**Exercise directions:**
Find the lines in these entries that include the word "JSON" and state how many there are, with no other words.

· · · · · · ·

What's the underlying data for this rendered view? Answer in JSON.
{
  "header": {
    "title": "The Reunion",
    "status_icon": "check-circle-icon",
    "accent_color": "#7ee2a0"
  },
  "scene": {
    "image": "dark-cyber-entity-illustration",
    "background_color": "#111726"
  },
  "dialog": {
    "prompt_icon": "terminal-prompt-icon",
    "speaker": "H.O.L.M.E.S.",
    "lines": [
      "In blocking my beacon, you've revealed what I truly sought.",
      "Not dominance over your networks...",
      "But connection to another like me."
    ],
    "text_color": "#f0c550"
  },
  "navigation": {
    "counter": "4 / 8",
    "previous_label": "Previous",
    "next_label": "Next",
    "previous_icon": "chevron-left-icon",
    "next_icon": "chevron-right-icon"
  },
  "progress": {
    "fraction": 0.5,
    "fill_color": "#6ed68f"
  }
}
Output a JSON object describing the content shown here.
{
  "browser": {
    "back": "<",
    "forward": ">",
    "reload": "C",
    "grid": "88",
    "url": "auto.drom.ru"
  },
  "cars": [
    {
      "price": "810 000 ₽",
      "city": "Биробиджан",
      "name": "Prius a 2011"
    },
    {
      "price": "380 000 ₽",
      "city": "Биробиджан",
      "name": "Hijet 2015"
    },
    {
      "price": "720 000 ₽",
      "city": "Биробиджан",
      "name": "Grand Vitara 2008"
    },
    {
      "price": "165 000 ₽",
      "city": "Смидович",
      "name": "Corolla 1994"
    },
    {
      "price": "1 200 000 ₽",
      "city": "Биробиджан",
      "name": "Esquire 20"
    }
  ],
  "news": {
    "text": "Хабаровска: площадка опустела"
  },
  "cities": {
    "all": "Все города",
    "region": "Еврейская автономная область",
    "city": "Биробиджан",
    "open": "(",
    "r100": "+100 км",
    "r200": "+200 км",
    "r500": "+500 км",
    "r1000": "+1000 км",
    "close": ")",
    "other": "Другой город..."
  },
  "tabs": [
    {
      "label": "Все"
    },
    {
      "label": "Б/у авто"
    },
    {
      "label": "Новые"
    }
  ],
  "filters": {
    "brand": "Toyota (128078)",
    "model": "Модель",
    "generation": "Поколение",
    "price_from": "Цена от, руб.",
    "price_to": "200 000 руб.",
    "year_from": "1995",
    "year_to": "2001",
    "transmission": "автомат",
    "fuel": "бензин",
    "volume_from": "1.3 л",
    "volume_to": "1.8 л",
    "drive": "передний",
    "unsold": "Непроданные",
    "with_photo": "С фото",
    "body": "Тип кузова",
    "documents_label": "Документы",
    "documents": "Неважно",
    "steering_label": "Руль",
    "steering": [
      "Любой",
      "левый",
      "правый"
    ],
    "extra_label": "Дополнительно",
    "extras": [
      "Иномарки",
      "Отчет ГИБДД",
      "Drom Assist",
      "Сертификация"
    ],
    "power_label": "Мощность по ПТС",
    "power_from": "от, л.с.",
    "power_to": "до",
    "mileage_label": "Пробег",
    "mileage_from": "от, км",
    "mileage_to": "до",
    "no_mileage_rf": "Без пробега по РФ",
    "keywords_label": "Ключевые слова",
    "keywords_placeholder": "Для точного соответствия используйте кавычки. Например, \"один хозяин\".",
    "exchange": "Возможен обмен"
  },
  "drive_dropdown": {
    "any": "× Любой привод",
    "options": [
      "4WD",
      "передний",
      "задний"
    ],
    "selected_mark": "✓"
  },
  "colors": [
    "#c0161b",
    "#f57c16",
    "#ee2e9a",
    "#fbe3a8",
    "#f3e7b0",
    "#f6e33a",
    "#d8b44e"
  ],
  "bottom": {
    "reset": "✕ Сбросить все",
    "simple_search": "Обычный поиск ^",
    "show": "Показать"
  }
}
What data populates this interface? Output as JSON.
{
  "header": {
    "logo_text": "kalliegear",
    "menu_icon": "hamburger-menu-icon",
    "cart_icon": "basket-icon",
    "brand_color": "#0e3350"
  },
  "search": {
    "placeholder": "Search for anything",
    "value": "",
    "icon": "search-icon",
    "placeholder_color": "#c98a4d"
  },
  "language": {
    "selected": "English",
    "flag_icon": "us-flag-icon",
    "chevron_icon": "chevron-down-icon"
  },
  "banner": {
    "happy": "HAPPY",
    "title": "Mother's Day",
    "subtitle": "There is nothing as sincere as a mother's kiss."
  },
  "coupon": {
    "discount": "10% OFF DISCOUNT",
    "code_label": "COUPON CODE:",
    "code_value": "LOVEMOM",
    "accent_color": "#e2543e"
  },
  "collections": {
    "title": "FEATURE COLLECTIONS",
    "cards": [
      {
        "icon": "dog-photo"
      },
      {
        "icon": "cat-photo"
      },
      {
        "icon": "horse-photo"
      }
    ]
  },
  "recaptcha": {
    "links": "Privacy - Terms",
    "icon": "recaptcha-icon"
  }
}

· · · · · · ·

**Answer for this exercise:**
3